“An effective response is not optional, but is necessary to fulfill the State’s legal obligation to provide for equal access to healthcare and health services to prisoners, who are among the most vulnerable to the ravages of COVID-19 in highly unsafe, enclosed and overcrowded environments.” Seiderman added.
The incident follows a wave of similar protests in several other prisons in the country. On 18 November, five inmates who were under quarantine at the Old Bogambara Prison attempted to break out and an inmate was shot dead when the prisoner officers opened fire at the fleeing inmates.
The ICJ called for the release of detainees who are particularly at risk of losing their life or suffering severe health effects from COVID-19. This would also apply to other convicts who could be released without compromising public safety, such as those sentenced for minor, non-violent offences.

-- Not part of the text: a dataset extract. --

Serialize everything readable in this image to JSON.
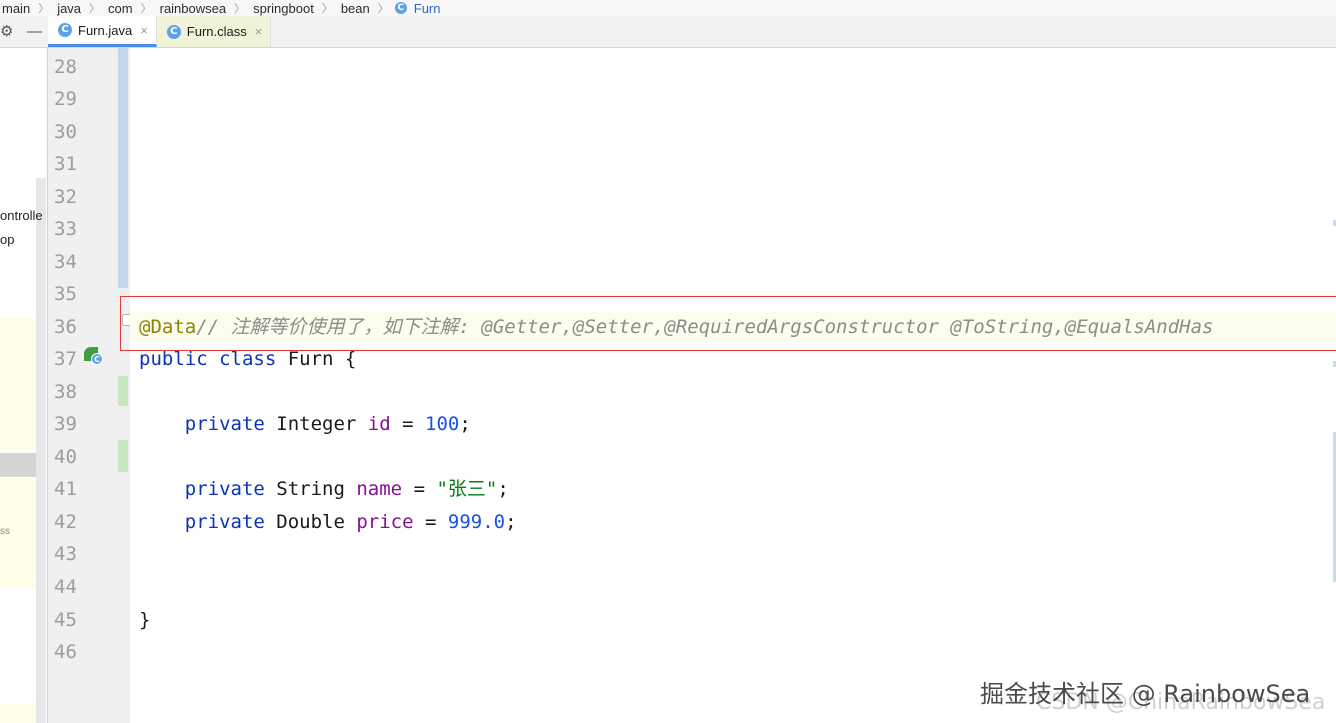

Speaking in Parliament on Monday, Minister of Rehabilitation and Prison Reforms Dr. Sudharshini Fernandopulle stated that the Government has taken steps to reduce overcrowding by directing COVID-19 positive prisoners out of the prisons to the Welikanda Hospital and moving all women inmates to the Kandakadu Rehabilitation Centre. She also stated that a mechanism has been put in place to obtain bail for those arrested for minor drug offences. Moreover, a presidential pardon has been granted to over 600 convicts of minor offences who were in remand due to their inability to pay the required fine.
Several UN bodies, including the WHO and OHCHR, came together in recommending that States consider limiting the deprivation of liberty including pretrial detention, to a measure of last resort and enhance efforts to resort to non-custodial measures.
Osama Motiwala, Communications Officer – osama.motiwala(a)icj.orgNews